WASHINGTON: New research from the University of Missouri has found that dietary supplements like nicotinamide riboside (NR), a form of vitamin B3 can actually increase the risk of serious disease, including developing cancer.
The international team of researchers led by Elena Goun, an associate professor of chemistry at MU, discovered high levels of NR could not only increase someone's risk of developing triple-negative breast cancer, but also could cause cancer to metastasize or spread to the brain.
Once cancer reaches the brain, the results are deadly because no viable treatment options exist at this time, said Goun, who is the corresponding author of the study that was published in the journal Biosensors and Bioelectronics.
"Some people take them [vitamins and supplements] because they automatically assume that vitamins and supplements only have positive health benefits, but very little is known about how they actually work," Goun said.
"Because of this lack of knowledge, we were inspired to study the basic questions surrounding how vitamins and supplements work in the body."
Following the death of her 59-year-old father only three months after being diagnosed with colon cancer, Goun was moved by her father's passing to pursue a better scientific understanding of cancer metabolism, or the energy through which cancer spreads in the body.
Since NR is a known supplement for helping increase cellular energy levels, and cancer cells feed off of that energy with their increased metabolism, Goun wanted to investigate NR's role in the development and spread of cancer.
"Our work is especially important given the wide commercial availability and a large number of ongoing human clinical trials where NR is used to mitigate the side effects of cancer therapy in patients," Goun said.
The researchers used this technology to compare and examine how much NR levels were present in cancer cells, T cells and healthy tissues.
"While NR is already being widely used in people and is being investigated in so many ongoing clinical trials for additional applications, much of how NR works is a black box -- it's not understood," Goun said.
"So that inspired us to come up with this novel imaging technique based on ultrasensitive bioluminescent imaging that allows quantification of NR levels in real-time in a non-invasive manner.
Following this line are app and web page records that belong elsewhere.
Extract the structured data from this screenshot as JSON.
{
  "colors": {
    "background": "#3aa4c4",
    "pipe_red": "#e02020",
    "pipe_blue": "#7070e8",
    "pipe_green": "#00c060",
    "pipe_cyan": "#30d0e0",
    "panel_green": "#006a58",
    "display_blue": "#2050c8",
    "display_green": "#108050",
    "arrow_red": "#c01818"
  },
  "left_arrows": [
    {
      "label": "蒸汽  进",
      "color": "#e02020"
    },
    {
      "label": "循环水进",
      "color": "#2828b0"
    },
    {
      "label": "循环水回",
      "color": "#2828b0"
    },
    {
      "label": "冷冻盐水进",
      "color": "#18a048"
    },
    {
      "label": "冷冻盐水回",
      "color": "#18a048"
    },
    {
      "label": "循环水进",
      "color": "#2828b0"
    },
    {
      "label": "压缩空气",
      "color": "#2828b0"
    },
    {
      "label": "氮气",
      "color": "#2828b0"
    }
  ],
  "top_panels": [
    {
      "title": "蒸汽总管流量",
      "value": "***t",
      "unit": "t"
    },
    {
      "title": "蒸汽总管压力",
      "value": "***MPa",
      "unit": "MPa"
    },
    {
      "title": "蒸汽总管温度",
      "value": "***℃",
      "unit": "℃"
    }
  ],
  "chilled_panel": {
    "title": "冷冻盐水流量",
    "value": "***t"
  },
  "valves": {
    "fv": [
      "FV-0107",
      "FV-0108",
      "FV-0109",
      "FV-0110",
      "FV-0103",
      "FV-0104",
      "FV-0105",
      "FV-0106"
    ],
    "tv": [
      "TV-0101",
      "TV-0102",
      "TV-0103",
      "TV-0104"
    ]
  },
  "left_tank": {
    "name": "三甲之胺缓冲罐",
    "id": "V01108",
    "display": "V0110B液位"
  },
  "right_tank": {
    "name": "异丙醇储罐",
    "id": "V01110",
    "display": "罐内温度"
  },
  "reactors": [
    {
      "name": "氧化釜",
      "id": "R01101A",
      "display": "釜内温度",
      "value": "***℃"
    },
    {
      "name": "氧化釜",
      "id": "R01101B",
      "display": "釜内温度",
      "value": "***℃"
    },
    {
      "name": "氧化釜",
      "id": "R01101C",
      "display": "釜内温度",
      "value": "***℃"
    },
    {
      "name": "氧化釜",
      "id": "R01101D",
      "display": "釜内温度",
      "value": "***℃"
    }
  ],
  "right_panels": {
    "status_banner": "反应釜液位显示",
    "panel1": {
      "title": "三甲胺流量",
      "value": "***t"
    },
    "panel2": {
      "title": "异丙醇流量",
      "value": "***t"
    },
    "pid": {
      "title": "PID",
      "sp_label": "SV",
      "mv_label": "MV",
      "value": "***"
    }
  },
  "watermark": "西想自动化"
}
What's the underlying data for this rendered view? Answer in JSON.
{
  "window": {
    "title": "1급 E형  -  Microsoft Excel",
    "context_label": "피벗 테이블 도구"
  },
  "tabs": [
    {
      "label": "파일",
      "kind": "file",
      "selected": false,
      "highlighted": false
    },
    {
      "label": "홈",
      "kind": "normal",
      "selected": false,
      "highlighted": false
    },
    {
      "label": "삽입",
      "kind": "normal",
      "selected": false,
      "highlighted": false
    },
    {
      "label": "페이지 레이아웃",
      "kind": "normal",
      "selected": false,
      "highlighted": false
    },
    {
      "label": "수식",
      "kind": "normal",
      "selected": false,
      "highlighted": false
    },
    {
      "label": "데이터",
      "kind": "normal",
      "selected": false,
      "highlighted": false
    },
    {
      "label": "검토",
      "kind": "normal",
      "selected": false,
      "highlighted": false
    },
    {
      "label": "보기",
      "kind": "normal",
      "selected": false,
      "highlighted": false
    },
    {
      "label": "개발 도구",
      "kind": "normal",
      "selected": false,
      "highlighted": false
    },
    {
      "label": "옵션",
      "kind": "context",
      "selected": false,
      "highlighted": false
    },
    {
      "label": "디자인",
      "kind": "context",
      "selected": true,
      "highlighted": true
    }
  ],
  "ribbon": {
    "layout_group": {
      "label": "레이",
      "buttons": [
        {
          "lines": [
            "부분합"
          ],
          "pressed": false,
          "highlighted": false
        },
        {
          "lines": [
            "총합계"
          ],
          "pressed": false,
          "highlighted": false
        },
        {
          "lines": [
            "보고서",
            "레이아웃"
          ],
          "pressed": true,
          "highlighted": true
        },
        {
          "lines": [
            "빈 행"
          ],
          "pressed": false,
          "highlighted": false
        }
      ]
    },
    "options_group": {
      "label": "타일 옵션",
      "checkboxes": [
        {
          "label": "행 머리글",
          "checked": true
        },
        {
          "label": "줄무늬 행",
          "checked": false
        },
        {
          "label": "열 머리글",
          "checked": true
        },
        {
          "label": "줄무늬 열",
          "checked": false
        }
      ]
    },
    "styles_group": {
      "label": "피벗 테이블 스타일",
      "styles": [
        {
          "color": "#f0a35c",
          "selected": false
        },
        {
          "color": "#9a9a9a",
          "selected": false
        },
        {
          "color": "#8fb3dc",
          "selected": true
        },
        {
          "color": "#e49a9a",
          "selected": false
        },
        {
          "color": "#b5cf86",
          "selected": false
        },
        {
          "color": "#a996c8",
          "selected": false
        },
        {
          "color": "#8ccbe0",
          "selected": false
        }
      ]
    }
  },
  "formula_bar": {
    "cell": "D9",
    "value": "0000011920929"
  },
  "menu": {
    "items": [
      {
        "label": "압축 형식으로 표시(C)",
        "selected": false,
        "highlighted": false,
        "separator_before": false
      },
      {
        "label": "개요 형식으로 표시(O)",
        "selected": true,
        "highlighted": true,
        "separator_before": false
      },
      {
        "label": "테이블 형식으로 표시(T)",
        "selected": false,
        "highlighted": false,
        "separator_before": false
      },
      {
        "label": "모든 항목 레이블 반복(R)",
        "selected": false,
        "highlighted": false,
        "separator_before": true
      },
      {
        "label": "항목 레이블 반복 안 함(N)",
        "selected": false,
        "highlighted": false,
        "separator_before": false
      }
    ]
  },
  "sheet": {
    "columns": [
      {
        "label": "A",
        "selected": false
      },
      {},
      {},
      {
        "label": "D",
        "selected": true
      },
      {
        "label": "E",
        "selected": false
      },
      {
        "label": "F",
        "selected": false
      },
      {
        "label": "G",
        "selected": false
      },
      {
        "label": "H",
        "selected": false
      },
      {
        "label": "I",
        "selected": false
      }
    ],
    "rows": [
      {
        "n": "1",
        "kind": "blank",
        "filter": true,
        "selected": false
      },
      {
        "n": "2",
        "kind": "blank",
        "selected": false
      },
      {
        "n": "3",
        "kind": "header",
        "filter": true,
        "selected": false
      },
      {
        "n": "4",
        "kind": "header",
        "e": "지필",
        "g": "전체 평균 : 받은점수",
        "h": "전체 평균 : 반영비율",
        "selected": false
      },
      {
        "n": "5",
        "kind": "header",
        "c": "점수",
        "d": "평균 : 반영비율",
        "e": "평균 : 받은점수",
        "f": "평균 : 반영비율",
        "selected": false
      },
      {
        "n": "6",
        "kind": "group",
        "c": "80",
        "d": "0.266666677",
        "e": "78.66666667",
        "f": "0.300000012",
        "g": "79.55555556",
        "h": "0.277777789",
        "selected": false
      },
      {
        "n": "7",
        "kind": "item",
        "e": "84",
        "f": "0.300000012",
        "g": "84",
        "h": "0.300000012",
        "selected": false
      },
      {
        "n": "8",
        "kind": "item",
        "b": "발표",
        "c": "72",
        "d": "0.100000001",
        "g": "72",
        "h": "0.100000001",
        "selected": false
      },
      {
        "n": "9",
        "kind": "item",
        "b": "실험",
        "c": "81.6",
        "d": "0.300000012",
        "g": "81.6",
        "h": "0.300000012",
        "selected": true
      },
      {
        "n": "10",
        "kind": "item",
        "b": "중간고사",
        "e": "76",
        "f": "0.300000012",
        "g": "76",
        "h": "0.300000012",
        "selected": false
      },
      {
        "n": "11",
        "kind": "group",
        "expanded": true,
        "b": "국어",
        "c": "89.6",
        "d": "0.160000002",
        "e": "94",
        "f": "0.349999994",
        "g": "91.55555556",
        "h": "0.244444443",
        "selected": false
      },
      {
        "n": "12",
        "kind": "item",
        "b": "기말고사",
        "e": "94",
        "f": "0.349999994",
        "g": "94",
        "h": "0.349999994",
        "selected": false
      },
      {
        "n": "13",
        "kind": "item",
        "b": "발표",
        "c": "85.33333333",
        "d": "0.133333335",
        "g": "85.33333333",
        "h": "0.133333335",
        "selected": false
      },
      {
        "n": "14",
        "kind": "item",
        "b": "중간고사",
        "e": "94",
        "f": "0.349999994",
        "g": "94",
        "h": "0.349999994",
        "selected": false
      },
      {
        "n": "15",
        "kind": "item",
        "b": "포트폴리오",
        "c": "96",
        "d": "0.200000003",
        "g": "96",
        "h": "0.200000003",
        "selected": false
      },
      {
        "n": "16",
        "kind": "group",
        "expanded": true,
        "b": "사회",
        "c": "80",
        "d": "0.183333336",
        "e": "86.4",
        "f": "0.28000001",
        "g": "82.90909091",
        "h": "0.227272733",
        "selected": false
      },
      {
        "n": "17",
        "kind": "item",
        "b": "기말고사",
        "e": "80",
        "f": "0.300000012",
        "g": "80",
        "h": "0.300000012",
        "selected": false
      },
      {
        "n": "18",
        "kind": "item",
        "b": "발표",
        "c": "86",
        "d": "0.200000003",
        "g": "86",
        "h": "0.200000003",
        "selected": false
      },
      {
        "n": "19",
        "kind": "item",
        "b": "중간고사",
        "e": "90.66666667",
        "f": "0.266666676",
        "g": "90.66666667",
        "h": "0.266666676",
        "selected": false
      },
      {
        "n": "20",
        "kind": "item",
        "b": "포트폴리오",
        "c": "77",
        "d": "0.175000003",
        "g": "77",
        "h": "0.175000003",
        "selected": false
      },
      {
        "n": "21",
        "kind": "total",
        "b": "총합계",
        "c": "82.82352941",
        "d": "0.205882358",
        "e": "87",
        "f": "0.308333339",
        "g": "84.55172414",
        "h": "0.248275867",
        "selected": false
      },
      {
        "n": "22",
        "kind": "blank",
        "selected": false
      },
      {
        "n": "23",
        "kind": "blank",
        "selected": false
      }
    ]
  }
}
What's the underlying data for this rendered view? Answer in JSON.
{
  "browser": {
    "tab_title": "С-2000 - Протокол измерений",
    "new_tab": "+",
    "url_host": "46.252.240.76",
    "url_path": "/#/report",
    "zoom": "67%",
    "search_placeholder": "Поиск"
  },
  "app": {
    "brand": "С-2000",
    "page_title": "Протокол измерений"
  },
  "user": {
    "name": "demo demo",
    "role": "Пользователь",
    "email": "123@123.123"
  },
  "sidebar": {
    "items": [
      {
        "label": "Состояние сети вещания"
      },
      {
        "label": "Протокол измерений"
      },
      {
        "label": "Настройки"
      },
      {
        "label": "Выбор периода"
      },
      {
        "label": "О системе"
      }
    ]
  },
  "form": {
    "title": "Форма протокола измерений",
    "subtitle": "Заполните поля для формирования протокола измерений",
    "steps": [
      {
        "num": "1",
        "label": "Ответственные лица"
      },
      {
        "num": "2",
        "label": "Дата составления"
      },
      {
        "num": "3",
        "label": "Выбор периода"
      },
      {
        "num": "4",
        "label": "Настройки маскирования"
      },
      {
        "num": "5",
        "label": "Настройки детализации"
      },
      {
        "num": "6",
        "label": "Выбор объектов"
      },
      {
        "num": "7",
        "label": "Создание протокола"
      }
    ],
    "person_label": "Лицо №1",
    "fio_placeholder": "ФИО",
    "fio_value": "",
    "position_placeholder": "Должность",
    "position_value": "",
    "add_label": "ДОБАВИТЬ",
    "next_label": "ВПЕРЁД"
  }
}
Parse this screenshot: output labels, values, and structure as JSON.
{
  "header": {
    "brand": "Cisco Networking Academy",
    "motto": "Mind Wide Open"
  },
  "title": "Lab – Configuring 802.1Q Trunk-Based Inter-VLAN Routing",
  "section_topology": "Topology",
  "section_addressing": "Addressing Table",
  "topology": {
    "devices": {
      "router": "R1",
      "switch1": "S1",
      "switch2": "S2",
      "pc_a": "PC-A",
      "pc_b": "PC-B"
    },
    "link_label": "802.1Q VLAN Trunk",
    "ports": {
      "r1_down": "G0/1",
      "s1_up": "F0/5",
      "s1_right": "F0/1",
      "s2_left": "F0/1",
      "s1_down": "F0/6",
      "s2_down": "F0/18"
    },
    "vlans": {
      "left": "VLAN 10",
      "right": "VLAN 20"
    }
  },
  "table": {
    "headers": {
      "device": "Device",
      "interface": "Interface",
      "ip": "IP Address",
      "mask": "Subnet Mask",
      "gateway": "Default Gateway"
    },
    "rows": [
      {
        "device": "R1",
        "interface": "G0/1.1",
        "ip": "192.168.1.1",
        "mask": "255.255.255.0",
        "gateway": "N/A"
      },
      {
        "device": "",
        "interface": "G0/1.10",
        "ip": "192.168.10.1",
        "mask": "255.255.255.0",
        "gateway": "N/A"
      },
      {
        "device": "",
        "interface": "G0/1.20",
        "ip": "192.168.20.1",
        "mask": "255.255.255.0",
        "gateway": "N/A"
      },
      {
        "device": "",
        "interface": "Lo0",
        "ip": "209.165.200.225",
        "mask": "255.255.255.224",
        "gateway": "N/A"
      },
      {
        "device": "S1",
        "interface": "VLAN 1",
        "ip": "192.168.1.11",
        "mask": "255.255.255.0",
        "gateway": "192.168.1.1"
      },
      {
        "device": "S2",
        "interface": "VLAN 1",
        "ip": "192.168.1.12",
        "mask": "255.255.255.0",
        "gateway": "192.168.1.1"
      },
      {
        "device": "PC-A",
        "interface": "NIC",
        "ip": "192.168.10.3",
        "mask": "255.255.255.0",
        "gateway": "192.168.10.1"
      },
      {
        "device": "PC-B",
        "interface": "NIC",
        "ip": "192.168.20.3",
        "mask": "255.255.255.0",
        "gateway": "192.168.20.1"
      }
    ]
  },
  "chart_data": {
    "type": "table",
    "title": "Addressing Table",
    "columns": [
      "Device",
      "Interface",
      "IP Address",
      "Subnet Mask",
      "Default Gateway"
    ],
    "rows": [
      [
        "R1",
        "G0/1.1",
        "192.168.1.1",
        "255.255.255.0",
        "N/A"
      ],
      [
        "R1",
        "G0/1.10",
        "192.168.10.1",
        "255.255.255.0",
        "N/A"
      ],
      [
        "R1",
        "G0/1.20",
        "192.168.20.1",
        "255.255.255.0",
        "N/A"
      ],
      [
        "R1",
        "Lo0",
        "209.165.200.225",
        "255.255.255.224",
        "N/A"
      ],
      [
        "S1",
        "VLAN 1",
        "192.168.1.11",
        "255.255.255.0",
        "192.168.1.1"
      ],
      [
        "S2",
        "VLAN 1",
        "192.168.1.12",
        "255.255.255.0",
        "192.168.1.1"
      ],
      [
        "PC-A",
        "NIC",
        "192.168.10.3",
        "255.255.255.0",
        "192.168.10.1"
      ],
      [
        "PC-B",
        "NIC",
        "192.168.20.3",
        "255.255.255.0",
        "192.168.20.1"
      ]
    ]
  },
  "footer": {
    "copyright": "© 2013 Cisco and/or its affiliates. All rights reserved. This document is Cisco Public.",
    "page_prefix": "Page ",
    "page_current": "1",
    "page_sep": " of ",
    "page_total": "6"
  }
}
The presence of NR is shown with light, and the brighter the light is, the more NR is present."
Goun said the findings of the study emphasize the importance of having careful investigations of potential side effects for supplements like NR prior to their use in people who may have different types of health conditions.
In the future, Goun would like to provide information that could potentially lead to the development of certain inhibitors to help make cancer therapies like chemotherapy more effective in treating cancer. The key to this approach, Goun said, is to look at it from a personalized medicine standpoint.
"Not all cancers are the same in every person, especially from the standpoint of metabolic signatures," Goun said. "Often times cancers can even change their metabolism before or after chemotherapy."